We All Served

In a recent function honoring Veterans, I once again encountered the stereotypical responses various war injuries creates. For those not aware of this, physical injuries like amputations and visible scars from shrapnel and burns attract more attention then ones like psychological or sensory loss.

During this venue, civilians and Veterans alike drew towards a very dear friend of mine who sustained an amputation. I stood immediately next to him the entire time, with the white cane displayed. We both wore name tags indicating branch of service, name, and rank. Many individuals shook his remaining hand and thank him for his service, while ignoring me. To add insult to injury, one individual even asked if I were a Veteran after talking with my friend.
I do not blame these well wishers on their ignorance, rather the methods they became classically conditioned to respond in this manner. I wish for you to answer the following questions to yourselves:
  • In the last commercial, news article, article, or other syndication featuring a disabled Veteran, what type of injury captivated your interest?
  • During this same story, what generation of Veteran was explicitly announced or eluded to?
  • Which organization sponsored the advertisement or was mentioned in the article?

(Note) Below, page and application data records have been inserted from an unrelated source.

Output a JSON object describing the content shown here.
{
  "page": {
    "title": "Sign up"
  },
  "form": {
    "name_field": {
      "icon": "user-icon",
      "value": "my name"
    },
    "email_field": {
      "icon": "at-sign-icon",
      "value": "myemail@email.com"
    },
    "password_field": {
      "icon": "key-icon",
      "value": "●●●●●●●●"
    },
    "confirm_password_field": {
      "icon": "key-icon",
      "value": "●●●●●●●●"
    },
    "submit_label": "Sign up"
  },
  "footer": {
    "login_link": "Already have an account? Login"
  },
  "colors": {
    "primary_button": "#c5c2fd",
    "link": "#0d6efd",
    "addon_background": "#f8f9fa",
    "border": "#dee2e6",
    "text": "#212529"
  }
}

As an individual who interacts with all Veterans, regardless of generation or disabilities, these stereotypes generates feelings of exclusion in many. This conclusion arose when talking with Vietnam Era Veterans about how they feel with so many services from non-profits to the VA focuses solely on newer generations of Veterans. Similarly, Veterans of the current conflicts stated experiences like mine from above.
To highlight this point, the following two stories demonstrates that my experiences from above occur to others.
While at a rally to honor the fallen heroes from service in the Middle East, a reporter noticed a female Veteran in a wheelchair wearing a Marine shirt. Honing in like a vulture, she immediately started to ask the Marine about her service. When the reporter discovered that the paralysis occurred stateside, the reporter immediately ended the interview. This same predator completely ignored the other two Veterans standing right besides our female Marine in the wheel chair, both of whom wore shirts that identified them as a Wounded Warrior from Iraq, just without a visual injury. The Veteran immediately described a feeling of anger and frustration.
In another example, a Veteran met the founder of a non-profit providing services to recent disabled Veterans. He wore an eye patch, as he still required further surgery before receiving a prosthetic eye. The founder, who was not a Veteran, barely made it through introductions before clamoring to a Veteran with an amputation, where multiple photos immediately occurred. This left the Veteran with a feeling being left behind.
I write this not to establish and attitudes of us versus them, but rather to request fair and equal treatment to all Veterans. It matters not if service produced a life changing injury or during a time of peace. Every person who raised their hand and took an oath to support and defend the United States served our country. I will not sway anyone to support or donate to one organization over another, but simply ask yourself what organization seems to provide services that you support. If it takes too much effort to identify actual tangible services outside of “advocacy” or “raising awareness,” you probably need to look elsewhere.
As a Veteran who identifies themselves as disabled, I only ask for fairness. Do not take pity or give me a hand out. I am not a victim of war, or my volunteered service to the United States of America. 
I am a Veteran, who disabilities from war changed my life. I fully accept this new state, and embrace all challenges. I only desire your respect after earning the opportunity to prove myself.
These are the items we need to assist in our transitions. It matters not if the transition started only a couple of days ago when the person incurred an injury from a deployment, or 70 years ago on the beaches of Normandy. Each Veteran carries with them the impacts of their traumas for life. What differs stems from how these items impacts quality of life and barriers to succeed.